The idea of Reade's repressed memories dovetails very nicely into what Jane's been going through this whole series as we see Blindspot take a very thematic approach to storytelling. Like Reade, certain elements of Jane's life have been wiped from her brain, notably, everything that happened before she popped out of that duffel bag in the pilot. Now, the goal of Roman (Luke Mitchell) and Shepherd (Michelle Hurd) is to get her to remember her past, and Roman took Jane to Lake Aurora to show her what they're fighting for: The lake was knowingly polluted by corporations who paid off government officials to bury the scandal under legislation rather than clean it up because it was cheaper that way.

Rob Brown, Blindspot

Rob Brown, Blindspot

Giovanni Ruffino/NBC

And bringing in the family element that's been so prevalent in Season 2, Shepherd noted that Lake Aurora was where she spent a lot of time as a child, and the pollution was directly responsible for the deaths of most of her family and all of her ovaries, hence her affinity to adopt Roman and Jane. That's the kind of sympathy card that could turn the tide with Jane's allegiance. If it's true. Would you be surprised if Shepherd was lying? She's ruthless. I'm hearing you Shepherd, but please pass the salt.

There was even more memory manipulation in the case of the week, which involved highly detailed video game mods set in real-world locations that were used to plan elaborate heists by art thieves and bio-terrorists (ha ha). An undercover operation at a fancy shindig at a museum turned up Elizabeth, a former CIA operative who was burned by her handler and left to rot away in the terrorist organization she was infiltrating. Elizabeth's husband and daughter were killed by her handler, and she was on a mission to get revenge on him and those in the CIA who outed her for their own profit.

Blindspot: Family will cause more drama for Jane

Well, turns out her daughter wasn't dead, and was instead living with the handler -- who turned out to be the girl's daughter. Yikes! There were more twists in this episode than Chubby Checker in a tornado! The handler told the daughter that the mother was dead, and upon learning that Elizabeth was coming after him, was getting on a jet to leave the country.
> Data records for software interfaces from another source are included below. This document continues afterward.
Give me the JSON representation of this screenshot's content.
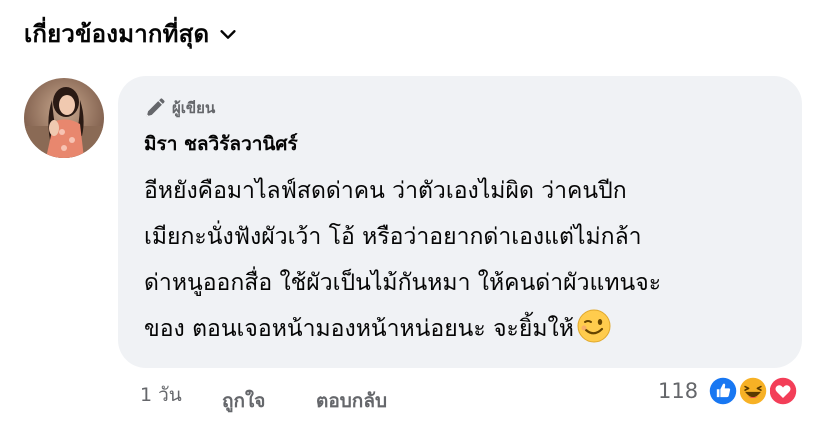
{
  "sort": {
    "label": "เกี่ยวข้องมากที่สุด",
    "icon": "chevron-down-icon"
  },
  "comment": {
    "badge": {
      "label": "ผู้เขียน",
      "icon": "pen-icon"
    },
    "author": "มิรา ชลวิรัลวานิศร์",
    "lines": [
      "อีหยังคือมาไลฟ์สดด่าคน ว่าตัวเองไม่ผิด ว่าคนปีก",
      "เมียกะนั่งฟังผัวเว้า โอ้ หรือว่าอยากด่าเองแต่ไม่กล้า",
      "ด่าหนูออกสื่อ ใช้ผัวเป็นไม้กันหมา ให้คนด่าผัวแทนจะ",
      "ของ ตอนเจอหน้ามองหน้าหน่อยนะ จะยิ้มให้"
    ],
    "emoji": "winking-face-icon"
  },
  "meta": {
    "time": "1 วัน",
    "like_label": "ถูกใจ",
    "reply_label": "ตอบกลับ"
  },
  "reactions": {
    "count": "118",
    "icons": [
      "like-reaction-icon",
      "haha-reaction-icon",
      "love-reaction-icon"
    ],
    "colors": {
      "like": "#1877f2",
      "haha": "#f7b125",
      "love": "#f33e58"
    }
  }
}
Kurt's crew arrived in time to stop him and get in a shootout with the 13-year-old daughter, who had no idea her mom was alive. Jane, who could relate, talked her down and eventually she was reunited with her mom... just in time to see her mom hauled off to prison for murder. It wasn't exactly a happy ending for this girl.
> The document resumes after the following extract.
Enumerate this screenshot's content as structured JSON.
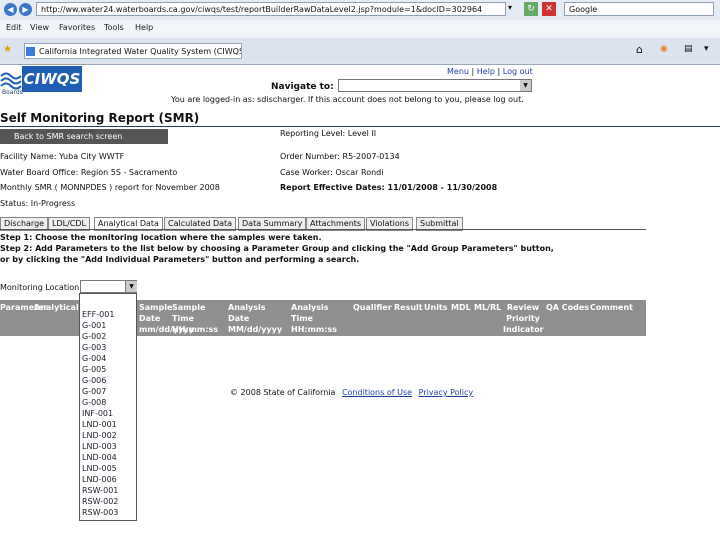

"If Beth" (anagram "The Fib"?) nicely took a similar topic -- memory and the manipulation of it -- and spread it out over three stories for an episode that may not have been rhythmically consistent but was thematically consistent with everything Blindspot is really about. And with the late reveal that Operation Sandstorm has been watching Kurt Weller (Sullivan Stapleton) for over 20 years, made its overall mystery even more enticing.

Blindspot airs Wednesday nights at 8/7c on NBC.